**How to complete this task**
Extract every line from the records below that contains the word "Validation".

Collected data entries
+ + +

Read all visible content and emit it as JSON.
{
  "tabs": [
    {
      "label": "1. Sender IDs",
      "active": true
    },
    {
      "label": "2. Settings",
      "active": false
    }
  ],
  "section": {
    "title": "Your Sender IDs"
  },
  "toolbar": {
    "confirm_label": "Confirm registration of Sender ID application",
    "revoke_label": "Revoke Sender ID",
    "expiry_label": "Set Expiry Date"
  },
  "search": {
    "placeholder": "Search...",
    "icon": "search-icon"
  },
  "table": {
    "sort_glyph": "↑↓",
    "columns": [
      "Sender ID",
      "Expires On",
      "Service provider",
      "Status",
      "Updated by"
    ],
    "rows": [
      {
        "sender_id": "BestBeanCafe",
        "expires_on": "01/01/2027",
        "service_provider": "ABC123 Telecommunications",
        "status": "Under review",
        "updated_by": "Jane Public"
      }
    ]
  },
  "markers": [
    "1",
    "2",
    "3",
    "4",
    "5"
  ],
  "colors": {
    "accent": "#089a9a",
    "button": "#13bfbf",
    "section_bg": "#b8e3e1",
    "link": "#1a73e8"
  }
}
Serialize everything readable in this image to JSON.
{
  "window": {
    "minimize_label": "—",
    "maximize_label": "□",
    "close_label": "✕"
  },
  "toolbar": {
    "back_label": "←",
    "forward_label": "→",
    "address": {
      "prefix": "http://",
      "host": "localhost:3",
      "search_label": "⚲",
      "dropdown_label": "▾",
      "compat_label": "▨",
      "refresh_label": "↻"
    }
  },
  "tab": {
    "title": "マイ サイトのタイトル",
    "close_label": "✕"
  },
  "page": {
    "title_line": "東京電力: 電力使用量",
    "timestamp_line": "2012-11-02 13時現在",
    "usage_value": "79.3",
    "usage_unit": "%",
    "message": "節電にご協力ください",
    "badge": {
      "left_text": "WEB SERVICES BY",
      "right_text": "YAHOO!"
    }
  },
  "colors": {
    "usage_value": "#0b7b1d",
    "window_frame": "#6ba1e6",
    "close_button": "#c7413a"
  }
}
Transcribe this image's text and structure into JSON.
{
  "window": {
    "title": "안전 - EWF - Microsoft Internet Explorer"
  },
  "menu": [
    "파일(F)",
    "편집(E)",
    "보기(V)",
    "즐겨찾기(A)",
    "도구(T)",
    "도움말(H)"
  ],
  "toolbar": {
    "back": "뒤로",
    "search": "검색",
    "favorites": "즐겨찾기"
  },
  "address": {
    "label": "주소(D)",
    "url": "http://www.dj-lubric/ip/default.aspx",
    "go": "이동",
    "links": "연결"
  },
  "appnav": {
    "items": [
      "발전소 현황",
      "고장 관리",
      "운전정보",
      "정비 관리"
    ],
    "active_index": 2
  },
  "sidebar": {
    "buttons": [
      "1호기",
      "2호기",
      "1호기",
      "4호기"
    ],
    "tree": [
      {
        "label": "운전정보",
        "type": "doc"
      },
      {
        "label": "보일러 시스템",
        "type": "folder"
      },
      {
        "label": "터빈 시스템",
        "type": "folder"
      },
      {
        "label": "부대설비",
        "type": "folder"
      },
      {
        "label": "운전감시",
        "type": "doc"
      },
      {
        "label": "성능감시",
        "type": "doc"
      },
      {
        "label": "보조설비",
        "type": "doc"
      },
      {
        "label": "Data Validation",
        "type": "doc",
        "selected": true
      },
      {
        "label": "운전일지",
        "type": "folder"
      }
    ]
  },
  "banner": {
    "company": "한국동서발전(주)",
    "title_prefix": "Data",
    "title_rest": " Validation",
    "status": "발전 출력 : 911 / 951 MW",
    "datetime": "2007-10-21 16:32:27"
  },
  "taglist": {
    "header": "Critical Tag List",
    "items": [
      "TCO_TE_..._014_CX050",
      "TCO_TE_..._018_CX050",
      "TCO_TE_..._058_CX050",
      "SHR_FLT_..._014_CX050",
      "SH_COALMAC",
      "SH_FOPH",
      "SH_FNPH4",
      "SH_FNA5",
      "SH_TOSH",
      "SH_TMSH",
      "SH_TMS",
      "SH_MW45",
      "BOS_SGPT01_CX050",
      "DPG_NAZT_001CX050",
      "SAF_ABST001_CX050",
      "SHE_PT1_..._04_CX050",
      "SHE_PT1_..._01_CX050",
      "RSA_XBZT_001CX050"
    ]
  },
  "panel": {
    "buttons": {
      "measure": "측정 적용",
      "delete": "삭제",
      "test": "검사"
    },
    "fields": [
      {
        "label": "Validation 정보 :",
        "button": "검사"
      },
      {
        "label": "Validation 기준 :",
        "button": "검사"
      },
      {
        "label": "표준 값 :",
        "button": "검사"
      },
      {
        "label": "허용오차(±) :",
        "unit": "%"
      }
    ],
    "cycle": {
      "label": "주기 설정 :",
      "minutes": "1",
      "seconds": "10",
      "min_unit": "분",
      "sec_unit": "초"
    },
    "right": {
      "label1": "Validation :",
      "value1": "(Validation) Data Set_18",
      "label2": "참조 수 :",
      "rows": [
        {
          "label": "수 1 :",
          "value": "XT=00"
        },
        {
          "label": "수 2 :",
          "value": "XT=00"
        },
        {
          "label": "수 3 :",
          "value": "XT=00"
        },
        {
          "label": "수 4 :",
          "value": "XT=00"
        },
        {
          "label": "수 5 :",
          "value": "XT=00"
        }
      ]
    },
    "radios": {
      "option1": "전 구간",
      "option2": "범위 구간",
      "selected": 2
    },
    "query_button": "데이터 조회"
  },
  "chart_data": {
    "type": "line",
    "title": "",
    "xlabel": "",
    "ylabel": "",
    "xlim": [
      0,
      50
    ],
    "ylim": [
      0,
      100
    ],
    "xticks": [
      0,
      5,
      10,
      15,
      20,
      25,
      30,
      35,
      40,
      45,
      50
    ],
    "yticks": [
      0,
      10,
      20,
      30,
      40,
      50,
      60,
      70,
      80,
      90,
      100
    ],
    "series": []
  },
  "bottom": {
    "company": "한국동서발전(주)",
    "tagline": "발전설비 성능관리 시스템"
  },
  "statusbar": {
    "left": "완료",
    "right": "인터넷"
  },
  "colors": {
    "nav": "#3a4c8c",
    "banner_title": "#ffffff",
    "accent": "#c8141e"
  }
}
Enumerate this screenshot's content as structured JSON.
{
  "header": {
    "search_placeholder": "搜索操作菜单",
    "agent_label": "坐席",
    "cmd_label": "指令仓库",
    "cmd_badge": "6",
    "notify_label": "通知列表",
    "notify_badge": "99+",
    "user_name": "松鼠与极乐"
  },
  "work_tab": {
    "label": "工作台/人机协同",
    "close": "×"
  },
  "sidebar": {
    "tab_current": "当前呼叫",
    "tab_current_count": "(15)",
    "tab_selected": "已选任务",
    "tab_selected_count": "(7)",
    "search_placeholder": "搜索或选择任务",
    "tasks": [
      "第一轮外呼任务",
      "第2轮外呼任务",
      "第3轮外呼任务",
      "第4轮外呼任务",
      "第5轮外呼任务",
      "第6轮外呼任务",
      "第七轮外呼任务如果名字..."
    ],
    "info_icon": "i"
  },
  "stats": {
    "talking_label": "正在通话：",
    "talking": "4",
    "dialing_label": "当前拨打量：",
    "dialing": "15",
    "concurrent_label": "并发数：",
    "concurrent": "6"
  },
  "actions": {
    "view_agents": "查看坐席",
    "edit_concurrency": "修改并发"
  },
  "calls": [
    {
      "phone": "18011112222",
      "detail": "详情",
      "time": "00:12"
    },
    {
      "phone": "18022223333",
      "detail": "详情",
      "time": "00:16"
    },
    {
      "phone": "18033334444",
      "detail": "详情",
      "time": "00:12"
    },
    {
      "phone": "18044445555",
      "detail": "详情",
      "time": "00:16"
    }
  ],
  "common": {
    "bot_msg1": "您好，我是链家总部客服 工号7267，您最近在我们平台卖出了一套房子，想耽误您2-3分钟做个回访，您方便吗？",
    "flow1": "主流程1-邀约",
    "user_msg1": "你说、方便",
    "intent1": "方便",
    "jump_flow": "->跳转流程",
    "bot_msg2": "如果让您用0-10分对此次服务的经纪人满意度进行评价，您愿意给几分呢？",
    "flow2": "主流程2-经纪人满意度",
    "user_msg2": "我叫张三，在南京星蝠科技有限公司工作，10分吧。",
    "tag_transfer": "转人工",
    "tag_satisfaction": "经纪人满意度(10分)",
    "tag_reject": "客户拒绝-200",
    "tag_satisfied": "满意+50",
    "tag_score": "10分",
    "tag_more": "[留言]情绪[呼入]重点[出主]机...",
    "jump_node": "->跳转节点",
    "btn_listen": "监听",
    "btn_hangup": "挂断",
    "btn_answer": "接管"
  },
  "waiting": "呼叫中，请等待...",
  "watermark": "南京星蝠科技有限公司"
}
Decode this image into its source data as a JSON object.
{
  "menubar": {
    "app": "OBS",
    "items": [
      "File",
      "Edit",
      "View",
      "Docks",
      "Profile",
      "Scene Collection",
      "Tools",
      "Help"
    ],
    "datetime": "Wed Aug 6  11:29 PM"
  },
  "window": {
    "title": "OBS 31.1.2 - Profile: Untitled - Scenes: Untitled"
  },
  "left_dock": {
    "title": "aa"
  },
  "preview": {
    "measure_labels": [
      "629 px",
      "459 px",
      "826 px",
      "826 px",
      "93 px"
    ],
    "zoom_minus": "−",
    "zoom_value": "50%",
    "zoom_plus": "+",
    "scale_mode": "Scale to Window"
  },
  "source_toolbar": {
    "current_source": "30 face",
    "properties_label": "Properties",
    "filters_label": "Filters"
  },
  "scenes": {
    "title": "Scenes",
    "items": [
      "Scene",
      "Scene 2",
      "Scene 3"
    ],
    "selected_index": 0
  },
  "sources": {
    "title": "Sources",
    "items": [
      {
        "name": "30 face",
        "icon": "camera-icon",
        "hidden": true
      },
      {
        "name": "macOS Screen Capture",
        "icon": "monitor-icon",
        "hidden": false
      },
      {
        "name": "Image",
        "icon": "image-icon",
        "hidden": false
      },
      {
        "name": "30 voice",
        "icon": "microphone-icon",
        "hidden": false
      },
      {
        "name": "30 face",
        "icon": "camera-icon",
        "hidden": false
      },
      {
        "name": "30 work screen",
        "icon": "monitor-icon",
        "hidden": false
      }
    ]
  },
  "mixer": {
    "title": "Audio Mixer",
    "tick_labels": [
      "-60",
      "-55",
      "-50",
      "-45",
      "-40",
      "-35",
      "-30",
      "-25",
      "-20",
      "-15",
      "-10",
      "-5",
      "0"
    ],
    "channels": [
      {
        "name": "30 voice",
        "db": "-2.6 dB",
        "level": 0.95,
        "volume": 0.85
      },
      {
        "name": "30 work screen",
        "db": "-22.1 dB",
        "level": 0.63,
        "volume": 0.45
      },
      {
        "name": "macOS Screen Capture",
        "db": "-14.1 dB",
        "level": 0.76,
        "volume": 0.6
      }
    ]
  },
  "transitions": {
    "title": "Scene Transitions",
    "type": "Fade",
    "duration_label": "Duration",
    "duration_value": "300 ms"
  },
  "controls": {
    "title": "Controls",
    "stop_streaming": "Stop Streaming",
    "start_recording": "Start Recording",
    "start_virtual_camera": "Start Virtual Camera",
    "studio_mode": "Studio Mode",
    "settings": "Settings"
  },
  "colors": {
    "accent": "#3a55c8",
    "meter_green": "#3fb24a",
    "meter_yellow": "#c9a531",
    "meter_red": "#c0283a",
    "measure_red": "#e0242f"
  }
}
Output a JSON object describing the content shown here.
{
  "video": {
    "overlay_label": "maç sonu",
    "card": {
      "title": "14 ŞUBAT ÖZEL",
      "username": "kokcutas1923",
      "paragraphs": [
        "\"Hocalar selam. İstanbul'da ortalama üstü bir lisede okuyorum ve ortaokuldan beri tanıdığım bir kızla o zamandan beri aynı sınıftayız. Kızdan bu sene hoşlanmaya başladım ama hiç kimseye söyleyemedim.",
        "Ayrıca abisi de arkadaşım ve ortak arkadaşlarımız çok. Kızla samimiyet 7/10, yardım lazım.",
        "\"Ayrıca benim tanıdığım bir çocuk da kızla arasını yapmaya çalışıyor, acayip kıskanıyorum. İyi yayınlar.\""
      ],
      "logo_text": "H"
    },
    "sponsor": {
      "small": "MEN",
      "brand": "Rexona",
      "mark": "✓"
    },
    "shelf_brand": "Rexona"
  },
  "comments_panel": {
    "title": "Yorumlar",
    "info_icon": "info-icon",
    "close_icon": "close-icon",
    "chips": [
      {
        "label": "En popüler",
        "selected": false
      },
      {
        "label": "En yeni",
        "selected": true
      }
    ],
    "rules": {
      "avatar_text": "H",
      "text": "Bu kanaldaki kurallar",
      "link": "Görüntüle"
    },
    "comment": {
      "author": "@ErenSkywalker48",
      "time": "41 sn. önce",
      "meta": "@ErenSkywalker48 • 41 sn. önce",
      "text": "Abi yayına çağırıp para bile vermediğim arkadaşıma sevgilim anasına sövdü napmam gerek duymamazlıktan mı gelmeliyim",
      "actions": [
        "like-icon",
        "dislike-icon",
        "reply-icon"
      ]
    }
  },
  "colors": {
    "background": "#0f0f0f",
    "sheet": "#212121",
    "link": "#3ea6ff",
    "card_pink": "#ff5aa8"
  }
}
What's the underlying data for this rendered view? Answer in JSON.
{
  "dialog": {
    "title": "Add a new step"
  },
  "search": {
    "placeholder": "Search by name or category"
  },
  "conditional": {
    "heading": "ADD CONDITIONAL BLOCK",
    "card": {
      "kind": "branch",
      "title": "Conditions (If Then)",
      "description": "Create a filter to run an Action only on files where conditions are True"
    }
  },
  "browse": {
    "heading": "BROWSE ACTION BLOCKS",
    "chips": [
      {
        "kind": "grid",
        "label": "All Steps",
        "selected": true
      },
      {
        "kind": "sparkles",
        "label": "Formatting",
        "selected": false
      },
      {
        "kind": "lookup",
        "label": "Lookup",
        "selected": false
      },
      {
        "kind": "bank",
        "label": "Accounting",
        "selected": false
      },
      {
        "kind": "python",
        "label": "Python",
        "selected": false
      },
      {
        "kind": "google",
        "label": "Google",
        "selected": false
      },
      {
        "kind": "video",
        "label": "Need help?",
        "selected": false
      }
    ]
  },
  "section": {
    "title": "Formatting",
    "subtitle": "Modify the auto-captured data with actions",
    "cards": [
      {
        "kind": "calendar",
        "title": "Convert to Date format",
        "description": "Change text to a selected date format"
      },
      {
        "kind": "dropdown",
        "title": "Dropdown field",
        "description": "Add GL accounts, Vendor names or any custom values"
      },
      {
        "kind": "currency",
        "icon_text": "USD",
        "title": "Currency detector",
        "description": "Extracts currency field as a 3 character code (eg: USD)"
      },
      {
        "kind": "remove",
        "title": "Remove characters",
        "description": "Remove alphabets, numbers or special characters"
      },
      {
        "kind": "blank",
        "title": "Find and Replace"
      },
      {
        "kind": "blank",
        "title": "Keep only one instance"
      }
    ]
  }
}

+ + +

**Solution to this task**
        "label": "Data Validation",
    "title_rest": " Validation",
        "label": "Validation 정보 :",
        "label": "Validation 기준 :",
      "label1": "Validation :",
      "value1": "(Validation) Data Set_18",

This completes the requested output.